The Rás Street Party
The Rás Tailteann (www.anpost.ie/cycling) is an annual international cycling stage race held over eight days in May. The name of the race has changed several times over the years, generally to reflect the sponsors of the competition. Since 2011, it has been known as the An Post Rás. The use of Tailteann links the race to the ancient Tailteann Games, a Celtic sporting event held from 632 BC until the Norman Invasion of Ireland.
Commonly know as The Rás, the first race was held in 1953. The competition sees riders travel throughout the Irish countryside. In 2012, the route covered 1,168 kilometres, passing through 14 counties, 28 categorised climbs, and three of the most difficult ascents in the country. The race’s open format creates a mix of riders of different backgrounds and abilities. In addition to some of Ireland’s best cyclists and professional cyclists representing national and international teams from all over the world, amateur riders from county and regional teams also participate.

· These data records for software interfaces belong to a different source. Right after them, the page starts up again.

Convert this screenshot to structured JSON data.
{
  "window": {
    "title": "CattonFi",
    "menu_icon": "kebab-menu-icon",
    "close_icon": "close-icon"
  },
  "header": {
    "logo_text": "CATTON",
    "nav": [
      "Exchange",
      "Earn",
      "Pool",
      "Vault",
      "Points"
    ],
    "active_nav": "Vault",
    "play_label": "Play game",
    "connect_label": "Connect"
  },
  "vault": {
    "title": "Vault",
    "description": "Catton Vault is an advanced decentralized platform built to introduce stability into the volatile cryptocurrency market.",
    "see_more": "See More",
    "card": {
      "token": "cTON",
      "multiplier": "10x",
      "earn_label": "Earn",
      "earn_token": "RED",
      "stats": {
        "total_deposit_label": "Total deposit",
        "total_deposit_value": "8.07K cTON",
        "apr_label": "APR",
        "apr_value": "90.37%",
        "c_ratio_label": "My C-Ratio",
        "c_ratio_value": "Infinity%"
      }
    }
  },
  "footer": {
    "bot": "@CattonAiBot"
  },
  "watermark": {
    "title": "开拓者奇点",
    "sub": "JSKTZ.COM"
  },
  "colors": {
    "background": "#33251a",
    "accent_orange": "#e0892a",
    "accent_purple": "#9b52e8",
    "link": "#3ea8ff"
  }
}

Since 2006, the eight and final stage of the competition has ended in Skerries. In preparation for the thrilling finale of The Rás, the local organizing committee puts on a range of fun events for residents and spectators visiting the community. The race attractsthousands to Skerries, as cycling enthusiasts and revellers line the town’s streets to watch riders finish their gruelling tour of Ireland. Each year the community also hosts a large street party and crafts market to coincide with the finale. In 2012, a large street party was organized to celebrate the 60th anniversary of The Rás and to cheer on riders as they complete the race on Strand Street. Activities included street games, a funfair and fairground games, farmer’s market stalls with homemade crafts and treats, music and dance performances, magic shows, and face-painting.
Each year, community and volunteer groups, as well as local schools, participate in special activities and performances. A relaxed family-friendly cycle is organized each year by the Skerries Cycling Initiative, which promotes riding in the community. The fun ride welcomes cyclists of all abilities, including children and novices. The route travels from the Skerries Mills to Ardgillan Castle, where a picnic was held for participants following the ride. School groups also put on musical and dance performances as part of the town’s street festival.